That’s not to say that either “Rosa” or “Father’s Day” were bad for not finding a middle ground between human drama and sci-fi as “Demons of the Punjab” did to tell Yaz’s story. If anything, it’s the opposite—that the show can do this speaks to the great diversity of Doctor Who’s storytelling conceit, that it can find these distinctly different approaches to a familiar theme. But it also speaks to the idea that this sort of storytelling is, at its heart, quintessentially Doctor Who. It may not have explosions or villainous aliens to send us scurrying behind the sofa as we may typically expect—much to the chagrin of some corners of the Who fandom—but it is nonetheless something Doctor Who has been doing for years and years, and “Demons of the Punjab” is just the latest successful attempt at bridging its grounded heart and its more timey-wimey elements.
And yes, that means it’s more of the familiar, but in advancing Yaz’s characterization so keenly—while offering a moment of educational history the show’s never covered before—it at least adds something more to the mix than other variations on a theme have this season.
If you want to learn more about the devastating impact the partition had on India and Pakistan—and the misguided preparation the British made for it—Vinay Patel, who penned the episode, had some great links to resources he used during writing on his Twitter, including the 1947 partition archive, which is worth checking out.
It took me longer than I’d like to admit to realise that the theme that played over the end credits wasn’t a licensed song á la “Rosa,” but in fact a haunting, melancholic vocalisation of the Doctor Who theme. It is absolutely beautiful though.
It’s becoming more and more clear as season 11 marches on that the narrative theme tying it all together is the idea of family: Graham and Ryan’s being shattered by the death of Grace in the opening episode, the new Doctor finding herself a new one in the form of her latest companions. Yaz is now on that arc too, albeit more introspectively than her fellow wanderers in the fourth dimension—exploring past connections she had never considered the real importance of before, rather than having to tackle the idea of having lost family. Where it’s all leading remains to be seen, but it’s about damn time that Yaz got the chance to be on board with it.

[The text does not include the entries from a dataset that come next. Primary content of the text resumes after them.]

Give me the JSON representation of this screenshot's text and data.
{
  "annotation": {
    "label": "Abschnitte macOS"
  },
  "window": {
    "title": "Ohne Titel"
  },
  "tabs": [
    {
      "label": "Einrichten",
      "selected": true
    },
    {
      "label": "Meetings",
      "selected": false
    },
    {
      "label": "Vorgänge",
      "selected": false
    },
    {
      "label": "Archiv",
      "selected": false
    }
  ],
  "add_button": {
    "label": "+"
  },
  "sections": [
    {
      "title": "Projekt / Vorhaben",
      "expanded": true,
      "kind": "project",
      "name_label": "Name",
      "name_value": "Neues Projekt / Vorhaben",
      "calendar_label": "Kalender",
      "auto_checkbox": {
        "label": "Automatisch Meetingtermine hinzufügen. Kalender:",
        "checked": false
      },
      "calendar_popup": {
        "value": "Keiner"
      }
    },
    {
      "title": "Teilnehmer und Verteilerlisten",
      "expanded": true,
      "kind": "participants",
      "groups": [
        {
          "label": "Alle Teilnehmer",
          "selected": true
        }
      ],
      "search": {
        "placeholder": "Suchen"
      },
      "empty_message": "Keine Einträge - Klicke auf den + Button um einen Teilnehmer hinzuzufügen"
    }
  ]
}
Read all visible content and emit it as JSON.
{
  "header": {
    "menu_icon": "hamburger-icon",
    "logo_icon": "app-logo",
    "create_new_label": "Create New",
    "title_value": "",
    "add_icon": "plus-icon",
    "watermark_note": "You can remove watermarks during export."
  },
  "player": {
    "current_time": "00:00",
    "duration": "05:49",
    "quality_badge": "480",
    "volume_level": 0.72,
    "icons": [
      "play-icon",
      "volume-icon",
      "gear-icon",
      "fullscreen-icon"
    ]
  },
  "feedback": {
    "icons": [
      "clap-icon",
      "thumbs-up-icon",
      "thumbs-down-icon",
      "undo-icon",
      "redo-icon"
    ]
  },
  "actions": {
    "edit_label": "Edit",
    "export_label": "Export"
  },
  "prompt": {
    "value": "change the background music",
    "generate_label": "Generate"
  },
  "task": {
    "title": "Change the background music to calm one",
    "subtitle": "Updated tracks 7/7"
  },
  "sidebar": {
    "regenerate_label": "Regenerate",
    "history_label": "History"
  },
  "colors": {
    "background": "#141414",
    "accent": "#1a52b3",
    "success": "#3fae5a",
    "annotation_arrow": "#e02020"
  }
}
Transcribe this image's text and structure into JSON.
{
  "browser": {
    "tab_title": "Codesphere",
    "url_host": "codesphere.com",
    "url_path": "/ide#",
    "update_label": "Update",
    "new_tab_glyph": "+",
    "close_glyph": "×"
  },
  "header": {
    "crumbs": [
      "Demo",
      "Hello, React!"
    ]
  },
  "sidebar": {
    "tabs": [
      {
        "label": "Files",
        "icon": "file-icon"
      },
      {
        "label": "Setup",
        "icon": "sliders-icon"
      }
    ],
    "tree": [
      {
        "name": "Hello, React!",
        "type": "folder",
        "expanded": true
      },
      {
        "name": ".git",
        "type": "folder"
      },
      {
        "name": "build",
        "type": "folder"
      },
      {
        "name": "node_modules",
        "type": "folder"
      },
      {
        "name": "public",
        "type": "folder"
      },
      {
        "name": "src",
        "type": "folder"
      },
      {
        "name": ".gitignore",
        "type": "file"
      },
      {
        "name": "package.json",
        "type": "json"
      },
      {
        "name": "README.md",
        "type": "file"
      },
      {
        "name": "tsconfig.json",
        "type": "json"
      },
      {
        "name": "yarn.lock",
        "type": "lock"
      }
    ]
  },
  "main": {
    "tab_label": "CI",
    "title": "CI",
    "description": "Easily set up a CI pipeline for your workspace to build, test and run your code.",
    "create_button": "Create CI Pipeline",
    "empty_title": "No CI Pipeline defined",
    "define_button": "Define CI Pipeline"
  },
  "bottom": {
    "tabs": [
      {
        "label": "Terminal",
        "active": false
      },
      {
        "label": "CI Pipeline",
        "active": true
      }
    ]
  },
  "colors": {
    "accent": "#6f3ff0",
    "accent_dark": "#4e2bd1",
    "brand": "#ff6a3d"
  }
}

I’m starting to think Jodie Whittaker loves majestically waving the sonic screwdriver about a little too much, given we’re now regularly starting to get contrivances that temporarily render it, err, un-wave-able. It’s not really a storytelling crutch like it could be yet, it’s still primarily just an analytical tool rather than a magic wand. But I kind of like the idea of Jodie wringing out every wave she can before the scripts tell her she can’t.
If you have been missing Doctor Who’s penchant for monsters chasing people down corridors, next week’s episode, “Kerblam!” either looks like it’s right up your alley with its creepy robot retail staff that kind of look like the incredibly dodgy robot bus conductor from “The Greatest Show in the Galaxy.” That, or it looks like Jeff Bezos’ wet dream, frankly.
If you want rewatch the first 10 seasons of Doctor Who from 2005, they’re all available on Stan.